SSRF flaws occur whenever a web application is fetching a remote resource without validating the user-supplied URL. It allows an attacker to coerce the application to send a crafted request to an unexpected destination, even when protected by a firewall, VPN, or another type of network access control list (ACL).
As modern web applications provide end-users with convenient features, fetching a URL becomes a common scenario. As a result, the incidence of SSRF is increasing.
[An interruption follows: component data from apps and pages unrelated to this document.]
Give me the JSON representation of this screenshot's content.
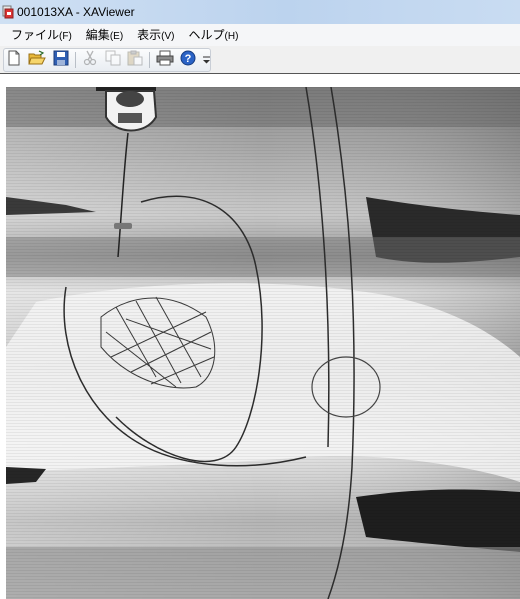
{
  "window": {
    "title": "001013XA - XAViewer"
  },
  "menu": {
    "items": [
      {
        "label": "ファイル",
        "accel": "(F)"
      },
      {
        "label": "編集",
        "accel": "(E)"
      },
      {
        "label": "表示",
        "accel": "(V)"
      },
      {
        "label": "ヘルプ",
        "accel": "(H)"
      }
    ]
  },
  "toolbar": {
    "buttons": [
      "new-document-icon",
      "open-folder-icon",
      "save-icon",
      "cut-icon",
      "copy-icon",
      "paste-icon",
      "print-icon",
      "help-icon"
    ],
    "disabled": [
      "cut-icon",
      "copy-icon",
      "paste-icon"
    ]
  },
  "viewer": {
    "content": "angiography-xray-frame"
  }
}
Also, the severity of SSRF is becoming higher due to cloud services and the complexity of architectures.
How to Prevent
Developers can prevent SSRF by implementing some or all the following defense in depth controls:
From Network layer
Segment remote resource access functionality in separate networks to reduce the impact of SSRF
Enforce “deny by default” firewall policies or network access control rules to block all but essential intranet traffic.
~ Establish an ownership and a lifecycle for firewall rules based on applications.
~ Log all accepted and blocked network flows on firewalls (see A09:2021-Security Logging and Monitoring Failures).
From Application layer:
Sanitize and validate all client-supplied input data
Enforce the URL schema, port, and destination with a positive allow list
Do not send raw responses to clients
Disable HTTP redirections
Be aware of the URL consistency to avoid attacks such as DNS rebinding and “time of check, time of use” (TOCTOU) race conditions
Do not mitigate SSRF via the use of a deny list or regular expression. Attackers have payload lists, tools, and skills to bypass deny lists.
Additional Measures to consider:
Don't deploy other security relevant services on front systems (e.g. OpenID). Control local traffic on these systems (e.g. localhost)
For frontends with dedicated and manageable user groups use network encryption (e.g. VPNs) on independant systems to consider very high protection needs
Example Attack Scenarios
Attackers can use SSRF to attack systems protected behind web application firewalls, firewalls, or network ACLs, using scenarios such as:
Scenario #1: Port scan internal servers – If the network architecture is unsegmented, attackers can map out internal networks and determine if ports are open or closed on internal servers from connection results or elapsed time to connect or reject SSRF payload connections.
Scenario #2: Sensitive data exposure – Attackers can access local
files such as or internal services to gain sensitive information such
Scenario #3: Access metadata storage of cloud services – Most cloud
providers have metadata storage such as
attacker can read the metadata to gain sensitive information.
Scenario #4: Compromise internal services – The attacker can abuse internal services to conduct further attacks such as Remote Code Execution (RCE) or Denial of Service (DoS).